Worldwide distribution is increasing, thanks largely to the rise in globalization, ecommerce and multi-channel retailing. According to the International Trade Administration, more than 70 percent of the world’s purchasing power is located outside of the United States. The number of shipments coming into the U.S. is also rising.
While shipping products and goods around the world may be favorable for trade, this trend also raises the risk for more pest opportunities to strike businesses and homes. For example, nonnative invasive forest pests are entering the U.S. via international shipments in significant numbers, killing millions of trees and costing homeowners and local governments a lot of money in damages. For example, Americanforests.org says that the tree-damaging Asian longhorned beetle, emerald ash borer and redbay ambrosia beetle all entered the country as larvae riding in crates, pallets or other forms of wood packaging material.
Other examples include hardwood, flooring and cabinets infested with wood destroying organisms (WDOs), like wood-boring beetles, that come into the U.S. from other countries. These materials end up as finished products in homes, and the WDOs infesting them often begin to damage those homes.
Hitchhiking is one method that may occasionally contribute to new infestations. Below are some pests that may have been introduced into the U.S. through hitchhiking:
- Cockroaches (more likely to find cockroach eggs rather than a live cockroach)
- Bed bugs
- Stored product pests
Pests infestations of any type can be detrimental to warehouses, manufacturing facilities, businesses and organizations for these reasons:
Pests can be distracting and control methods can be time consuming, potentially decreasing efficiency. When managers and workers have dropped other important responsibilities and tasks to deal with pests, schedules and processes can be disrupted.
Pests can violate regulatory and health code guidelines in some industries, which can lead to citations, fines and even shutdowns.
Some pests can be destructive, causing costly damage to products, equipment and structures. In addition to repair expense, valuable time can be lost if a business must be closed while damage is fixed.
While all commercial entities can benefit from a commercial pest control plan, warehouses and businesses that receive frequent shipments have maybe even more at stake, with the possibility of transported pests entering their facilities or leaving them and being delivered to their customers. A commercial pest control partner can help combat new pest arrivals and the problems they bring by:

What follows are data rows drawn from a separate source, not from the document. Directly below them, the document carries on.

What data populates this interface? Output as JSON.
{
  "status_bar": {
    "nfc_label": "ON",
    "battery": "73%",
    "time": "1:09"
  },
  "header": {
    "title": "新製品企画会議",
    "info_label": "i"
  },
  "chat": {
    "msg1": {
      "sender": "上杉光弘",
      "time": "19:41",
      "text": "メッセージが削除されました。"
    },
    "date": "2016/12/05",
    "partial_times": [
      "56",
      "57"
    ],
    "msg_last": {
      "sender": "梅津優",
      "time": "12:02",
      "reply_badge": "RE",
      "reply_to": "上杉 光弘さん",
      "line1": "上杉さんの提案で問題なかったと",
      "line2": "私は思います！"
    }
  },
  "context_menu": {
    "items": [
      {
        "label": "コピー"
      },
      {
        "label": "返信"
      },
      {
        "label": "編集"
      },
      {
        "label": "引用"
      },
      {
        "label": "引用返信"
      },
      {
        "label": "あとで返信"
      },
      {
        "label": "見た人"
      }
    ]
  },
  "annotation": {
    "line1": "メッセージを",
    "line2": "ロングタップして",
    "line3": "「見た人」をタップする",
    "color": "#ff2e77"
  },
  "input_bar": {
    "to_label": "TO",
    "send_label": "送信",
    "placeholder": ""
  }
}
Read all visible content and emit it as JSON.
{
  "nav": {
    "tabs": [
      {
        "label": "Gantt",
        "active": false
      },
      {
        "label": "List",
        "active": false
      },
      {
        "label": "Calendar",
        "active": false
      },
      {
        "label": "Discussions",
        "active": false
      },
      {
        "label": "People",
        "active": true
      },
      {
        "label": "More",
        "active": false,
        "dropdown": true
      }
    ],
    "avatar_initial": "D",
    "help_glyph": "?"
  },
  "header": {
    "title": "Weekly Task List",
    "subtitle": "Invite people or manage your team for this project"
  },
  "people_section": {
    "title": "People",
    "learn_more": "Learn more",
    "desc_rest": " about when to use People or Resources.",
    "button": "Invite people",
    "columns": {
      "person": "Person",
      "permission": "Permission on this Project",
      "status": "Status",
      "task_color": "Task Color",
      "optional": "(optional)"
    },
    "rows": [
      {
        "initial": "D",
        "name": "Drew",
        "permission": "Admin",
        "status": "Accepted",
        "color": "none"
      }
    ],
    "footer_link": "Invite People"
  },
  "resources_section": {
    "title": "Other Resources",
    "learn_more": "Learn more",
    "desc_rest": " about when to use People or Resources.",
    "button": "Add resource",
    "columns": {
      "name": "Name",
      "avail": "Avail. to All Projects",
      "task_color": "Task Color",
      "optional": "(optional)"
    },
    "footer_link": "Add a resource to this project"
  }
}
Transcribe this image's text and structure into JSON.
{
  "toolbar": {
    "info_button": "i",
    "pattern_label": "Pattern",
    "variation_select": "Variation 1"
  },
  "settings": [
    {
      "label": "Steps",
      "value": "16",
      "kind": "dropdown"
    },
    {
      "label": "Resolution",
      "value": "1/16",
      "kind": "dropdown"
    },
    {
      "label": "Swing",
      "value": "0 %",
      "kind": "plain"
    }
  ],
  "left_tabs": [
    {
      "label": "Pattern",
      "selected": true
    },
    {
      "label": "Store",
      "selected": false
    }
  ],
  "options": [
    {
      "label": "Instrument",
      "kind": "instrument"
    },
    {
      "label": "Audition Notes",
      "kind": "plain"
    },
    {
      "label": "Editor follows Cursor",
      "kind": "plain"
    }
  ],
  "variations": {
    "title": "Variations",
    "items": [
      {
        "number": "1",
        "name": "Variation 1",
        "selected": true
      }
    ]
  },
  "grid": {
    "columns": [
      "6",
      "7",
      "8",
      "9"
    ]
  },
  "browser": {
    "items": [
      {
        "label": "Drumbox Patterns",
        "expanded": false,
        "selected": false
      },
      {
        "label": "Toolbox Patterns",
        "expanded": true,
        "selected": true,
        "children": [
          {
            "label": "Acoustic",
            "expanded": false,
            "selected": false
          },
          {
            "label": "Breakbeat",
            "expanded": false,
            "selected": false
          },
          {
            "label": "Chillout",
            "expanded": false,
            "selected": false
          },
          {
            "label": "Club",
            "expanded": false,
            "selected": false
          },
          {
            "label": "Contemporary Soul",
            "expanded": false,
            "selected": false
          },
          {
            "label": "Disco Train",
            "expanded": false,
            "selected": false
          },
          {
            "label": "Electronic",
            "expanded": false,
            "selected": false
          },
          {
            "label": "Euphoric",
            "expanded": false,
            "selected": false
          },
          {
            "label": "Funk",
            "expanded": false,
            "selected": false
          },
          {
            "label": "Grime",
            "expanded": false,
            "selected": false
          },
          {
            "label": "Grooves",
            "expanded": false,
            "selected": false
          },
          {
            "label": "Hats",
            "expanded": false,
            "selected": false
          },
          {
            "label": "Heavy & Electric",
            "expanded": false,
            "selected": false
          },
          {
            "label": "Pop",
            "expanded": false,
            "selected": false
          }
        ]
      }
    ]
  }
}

- Identifying pest threats and how to effectively treat them
- Tackling infestations before they get out of hand
- Addressing ways to help prevent future infestations
- Educating staff on conditions that can attract pests and how to minimize or avoid them
At Terminix® Commercial, our trained professionals know how to get to the bottom of pest infestations, regardless of where they originate. Get a free estimate for customized pest protection that can make a world of difference for your business.